***This is being published by me for Frank***
I recently took the time to read the draft of the Evangelical Lutheran Church in America’s (ELCA) social statement on Genetics, Faith, and Responsibility. The statement has many points for all to ponder – as individuals, as a church, and as a society. However, the statement below brought a smile.
“The ELCA contends that morally responsible discernment about these matters requires knowledge and insights from both religious and secular sources. This statement draws on both to provide a framework for theological reflection, public moral deliberation, congregational life, pastoral practice, and mission-oriented action. It focuses attention on analysis, values, and convictions and not on specific issues. Such specific issues require detailed attention and may change quickly as genetic science and its applications open new frontiers and pose new questions.”

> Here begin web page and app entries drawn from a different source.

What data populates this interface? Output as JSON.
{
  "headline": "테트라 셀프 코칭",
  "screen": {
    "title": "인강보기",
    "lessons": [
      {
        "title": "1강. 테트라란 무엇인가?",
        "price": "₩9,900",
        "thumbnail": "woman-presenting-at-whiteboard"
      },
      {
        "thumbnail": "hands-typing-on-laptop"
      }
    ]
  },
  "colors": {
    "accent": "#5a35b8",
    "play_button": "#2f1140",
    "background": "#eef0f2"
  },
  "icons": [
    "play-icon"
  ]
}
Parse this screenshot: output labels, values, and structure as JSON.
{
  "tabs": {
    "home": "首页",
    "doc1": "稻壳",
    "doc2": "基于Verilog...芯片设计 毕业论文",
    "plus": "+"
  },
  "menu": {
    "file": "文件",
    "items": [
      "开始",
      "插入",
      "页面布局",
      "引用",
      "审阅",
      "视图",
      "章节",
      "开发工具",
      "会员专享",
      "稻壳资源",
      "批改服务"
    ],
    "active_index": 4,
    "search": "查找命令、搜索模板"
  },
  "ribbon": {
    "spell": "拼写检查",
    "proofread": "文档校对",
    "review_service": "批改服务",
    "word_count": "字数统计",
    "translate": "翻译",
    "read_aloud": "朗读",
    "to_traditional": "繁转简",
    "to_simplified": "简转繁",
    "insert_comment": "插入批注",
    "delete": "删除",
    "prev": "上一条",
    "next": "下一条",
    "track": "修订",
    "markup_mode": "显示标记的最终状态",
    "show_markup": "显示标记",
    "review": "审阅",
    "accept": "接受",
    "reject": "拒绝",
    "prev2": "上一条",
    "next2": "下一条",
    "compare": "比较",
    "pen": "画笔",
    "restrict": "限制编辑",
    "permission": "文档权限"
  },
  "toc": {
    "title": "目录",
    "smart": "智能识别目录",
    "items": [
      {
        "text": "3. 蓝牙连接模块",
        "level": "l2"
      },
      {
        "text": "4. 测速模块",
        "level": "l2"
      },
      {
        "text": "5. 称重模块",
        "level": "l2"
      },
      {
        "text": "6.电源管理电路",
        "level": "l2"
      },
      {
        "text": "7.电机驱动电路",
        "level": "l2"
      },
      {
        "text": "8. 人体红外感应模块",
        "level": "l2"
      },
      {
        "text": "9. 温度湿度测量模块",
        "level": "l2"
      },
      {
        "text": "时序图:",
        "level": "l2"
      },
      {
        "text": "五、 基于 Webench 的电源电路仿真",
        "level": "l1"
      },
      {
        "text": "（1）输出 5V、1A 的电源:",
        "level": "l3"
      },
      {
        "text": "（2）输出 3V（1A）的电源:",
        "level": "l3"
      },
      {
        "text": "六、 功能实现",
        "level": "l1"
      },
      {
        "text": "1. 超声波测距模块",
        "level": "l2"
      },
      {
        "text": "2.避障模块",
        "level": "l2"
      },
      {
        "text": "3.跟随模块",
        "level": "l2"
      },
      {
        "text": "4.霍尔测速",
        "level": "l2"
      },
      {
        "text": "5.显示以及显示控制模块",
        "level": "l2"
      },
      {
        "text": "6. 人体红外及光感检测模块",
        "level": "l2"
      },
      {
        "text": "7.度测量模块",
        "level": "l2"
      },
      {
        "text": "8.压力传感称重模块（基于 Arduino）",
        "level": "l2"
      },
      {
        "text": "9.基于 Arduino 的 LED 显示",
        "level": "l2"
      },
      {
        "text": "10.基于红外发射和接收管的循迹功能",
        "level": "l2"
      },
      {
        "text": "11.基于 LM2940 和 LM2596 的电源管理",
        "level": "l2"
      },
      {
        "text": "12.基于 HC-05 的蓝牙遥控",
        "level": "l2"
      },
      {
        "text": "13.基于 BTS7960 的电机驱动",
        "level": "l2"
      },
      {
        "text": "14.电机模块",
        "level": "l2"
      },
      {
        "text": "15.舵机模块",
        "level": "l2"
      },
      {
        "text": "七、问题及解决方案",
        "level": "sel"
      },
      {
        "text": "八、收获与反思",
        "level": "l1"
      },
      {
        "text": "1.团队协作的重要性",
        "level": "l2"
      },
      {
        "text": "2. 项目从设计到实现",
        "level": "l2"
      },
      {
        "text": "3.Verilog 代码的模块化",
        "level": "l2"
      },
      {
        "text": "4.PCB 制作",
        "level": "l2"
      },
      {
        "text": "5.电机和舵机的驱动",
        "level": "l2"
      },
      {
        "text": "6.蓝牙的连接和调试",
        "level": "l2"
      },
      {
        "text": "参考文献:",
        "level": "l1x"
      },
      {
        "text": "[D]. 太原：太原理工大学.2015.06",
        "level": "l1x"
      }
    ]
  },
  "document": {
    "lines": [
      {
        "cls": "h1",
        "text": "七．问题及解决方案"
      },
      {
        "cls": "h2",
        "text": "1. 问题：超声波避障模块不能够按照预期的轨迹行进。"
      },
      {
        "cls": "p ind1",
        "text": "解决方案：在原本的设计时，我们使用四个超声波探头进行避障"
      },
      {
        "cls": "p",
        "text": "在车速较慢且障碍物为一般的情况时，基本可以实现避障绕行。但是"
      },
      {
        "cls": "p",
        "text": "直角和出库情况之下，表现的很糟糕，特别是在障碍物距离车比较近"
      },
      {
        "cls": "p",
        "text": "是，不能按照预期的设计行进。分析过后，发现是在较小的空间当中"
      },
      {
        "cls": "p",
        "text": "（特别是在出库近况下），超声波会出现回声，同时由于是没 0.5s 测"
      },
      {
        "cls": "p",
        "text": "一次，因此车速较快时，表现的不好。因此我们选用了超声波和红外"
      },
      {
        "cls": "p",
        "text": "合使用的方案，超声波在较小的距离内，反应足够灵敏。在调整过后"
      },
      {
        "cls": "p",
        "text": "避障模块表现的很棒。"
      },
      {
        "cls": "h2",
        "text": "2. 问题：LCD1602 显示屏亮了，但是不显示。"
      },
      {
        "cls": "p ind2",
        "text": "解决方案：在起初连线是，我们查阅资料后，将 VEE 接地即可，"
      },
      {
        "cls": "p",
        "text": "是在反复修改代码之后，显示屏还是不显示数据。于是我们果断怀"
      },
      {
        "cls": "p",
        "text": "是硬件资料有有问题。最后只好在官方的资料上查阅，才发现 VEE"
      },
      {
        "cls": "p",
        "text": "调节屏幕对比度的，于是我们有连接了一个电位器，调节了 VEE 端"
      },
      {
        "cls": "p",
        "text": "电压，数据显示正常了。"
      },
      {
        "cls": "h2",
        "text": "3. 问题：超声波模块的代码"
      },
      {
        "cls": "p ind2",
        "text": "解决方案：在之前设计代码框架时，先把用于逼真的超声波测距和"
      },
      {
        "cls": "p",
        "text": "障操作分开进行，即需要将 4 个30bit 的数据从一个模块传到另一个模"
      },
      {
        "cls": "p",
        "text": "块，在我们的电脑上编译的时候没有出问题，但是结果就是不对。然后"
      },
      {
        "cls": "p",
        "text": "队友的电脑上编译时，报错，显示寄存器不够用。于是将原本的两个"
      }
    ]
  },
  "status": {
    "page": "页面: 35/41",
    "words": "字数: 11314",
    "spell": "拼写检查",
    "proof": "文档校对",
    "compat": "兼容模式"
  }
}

In short, the ELCA statement (and others in the document) says that for us to face the decision as a church, society, and individuals, each of us need knowledge of theology, genetics, and the application of in our lives.
With that as the setting, I shift to another topic involving science and theology, thus ask this question: Is knowledge about evolution, science, theology, and the interchange between science and theology required to be able to make an informed decision about evolution?